Income-related inequity in initiation of evidence-based therapies among patients with acute myocardial infarction

Journal of General Internal Medicine, Volume 26, Issue 11, United States, p.1329 - 1335 (2011)
Journal Article

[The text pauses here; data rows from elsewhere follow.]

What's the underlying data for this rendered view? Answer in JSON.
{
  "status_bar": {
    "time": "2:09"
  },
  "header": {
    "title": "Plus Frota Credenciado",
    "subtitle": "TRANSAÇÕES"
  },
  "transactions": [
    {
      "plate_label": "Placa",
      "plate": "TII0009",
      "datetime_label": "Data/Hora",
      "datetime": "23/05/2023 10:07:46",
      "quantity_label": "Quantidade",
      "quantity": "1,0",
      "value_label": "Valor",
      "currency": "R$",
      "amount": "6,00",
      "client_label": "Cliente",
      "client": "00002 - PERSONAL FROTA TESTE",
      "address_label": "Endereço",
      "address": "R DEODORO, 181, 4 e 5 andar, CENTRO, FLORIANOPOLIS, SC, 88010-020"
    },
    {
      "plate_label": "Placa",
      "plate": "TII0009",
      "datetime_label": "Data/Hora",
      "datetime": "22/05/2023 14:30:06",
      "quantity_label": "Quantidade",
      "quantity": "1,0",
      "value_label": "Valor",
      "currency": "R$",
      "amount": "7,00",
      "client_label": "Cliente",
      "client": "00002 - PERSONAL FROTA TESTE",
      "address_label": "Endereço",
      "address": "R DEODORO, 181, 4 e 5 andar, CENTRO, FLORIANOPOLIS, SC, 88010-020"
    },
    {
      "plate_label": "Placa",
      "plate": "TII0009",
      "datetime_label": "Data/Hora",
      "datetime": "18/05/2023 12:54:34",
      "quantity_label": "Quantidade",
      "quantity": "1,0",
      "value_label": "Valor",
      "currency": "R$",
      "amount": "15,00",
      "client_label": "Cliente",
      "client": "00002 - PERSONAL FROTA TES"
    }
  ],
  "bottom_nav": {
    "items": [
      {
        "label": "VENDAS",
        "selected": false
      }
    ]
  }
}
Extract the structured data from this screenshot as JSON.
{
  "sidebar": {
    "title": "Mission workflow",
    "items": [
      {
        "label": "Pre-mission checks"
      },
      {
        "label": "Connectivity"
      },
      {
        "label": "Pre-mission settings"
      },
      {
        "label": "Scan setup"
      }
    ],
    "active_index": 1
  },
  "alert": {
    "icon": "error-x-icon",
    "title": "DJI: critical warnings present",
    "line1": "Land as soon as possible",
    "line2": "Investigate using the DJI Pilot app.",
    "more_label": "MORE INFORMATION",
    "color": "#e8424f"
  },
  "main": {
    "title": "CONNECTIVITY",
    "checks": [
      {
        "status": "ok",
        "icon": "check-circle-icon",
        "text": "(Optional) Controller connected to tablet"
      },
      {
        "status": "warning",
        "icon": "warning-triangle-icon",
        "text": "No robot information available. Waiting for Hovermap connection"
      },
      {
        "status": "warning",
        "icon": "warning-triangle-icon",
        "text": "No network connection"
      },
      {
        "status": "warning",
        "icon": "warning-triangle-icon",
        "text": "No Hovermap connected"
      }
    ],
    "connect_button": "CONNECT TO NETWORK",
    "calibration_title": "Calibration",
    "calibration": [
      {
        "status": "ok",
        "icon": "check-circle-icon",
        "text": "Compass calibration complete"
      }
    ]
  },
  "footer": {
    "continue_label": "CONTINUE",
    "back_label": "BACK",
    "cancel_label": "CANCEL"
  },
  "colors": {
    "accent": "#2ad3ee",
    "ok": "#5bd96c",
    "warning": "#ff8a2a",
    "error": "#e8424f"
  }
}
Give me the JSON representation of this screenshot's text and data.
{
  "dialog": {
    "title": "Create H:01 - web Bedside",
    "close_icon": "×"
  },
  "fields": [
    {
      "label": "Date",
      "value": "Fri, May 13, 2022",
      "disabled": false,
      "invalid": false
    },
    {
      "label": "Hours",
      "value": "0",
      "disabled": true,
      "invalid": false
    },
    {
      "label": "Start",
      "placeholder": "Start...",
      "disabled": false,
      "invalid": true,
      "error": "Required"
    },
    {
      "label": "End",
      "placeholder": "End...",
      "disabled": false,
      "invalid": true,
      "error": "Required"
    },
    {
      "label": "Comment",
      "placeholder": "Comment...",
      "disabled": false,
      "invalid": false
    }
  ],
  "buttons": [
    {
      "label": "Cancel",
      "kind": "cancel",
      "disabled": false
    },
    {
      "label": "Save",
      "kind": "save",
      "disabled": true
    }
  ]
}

BACKGROUND: Previous research has shown a socioeconomic status (SES) gradient in the receipt of cardiac services following acute myocardial infarction (AMI), but much less is known about SES and the use of secondary preventive medicines following AMI. OBJECTIVES: To examine the role of income in initiation of treatment with ACE-inhibitors, beta-blockers and statins in the 120 days following discharge from hospital for first AMI. DESIGN: A cross-sectional study with a population-based cohort. PARTICIPANTS: First-time AMI patients between age 40 and 100 discharged alive from the hospital and surviving at least 120 days following discharge between January 1, 1999 and September 3, 2006. MAIN MEASURES: Binary variables indicating whether the patient had filled at least one prescription for each of the medicines of interest. KEY RESULTS: Our results reveal a significant and positive income gradient with initiation of the guideline-recommended medicines among male AMI patients. Men in the third income quintile and above were significantly more likely to initiate treatment with any of the medicines than those in the first quintile, with those in the fifth income quintile having 37%, 50% and 71% higher odds of initiating ACE-inhibitors, beta-blockers and statins, respectively, than men in the lowest income quintile [OR = 1.37 95% CI (1.24, 1.51); OR = 1.50 95% CI (1.35, 1.68); and OR = 1.71 95% CI (1.53, 190)]. The gradient was not present among women, although women in the fifth income quintile were more likely to initiate beta-blockers and statins than women in the lowest income quintile [OR = 1.25 95% CI (1.06, 1.47) and OR = 1.32 95% CI (1.12, 1.54)]. CONCLUSIONS: There were inequities in treatment following AMI in the form of a clear and often significant gradient between income and initiation of evidence-based pharmacologic therapies among male patients. This gradient persisted despite significant changes in coverage levels for the costs of these medicines.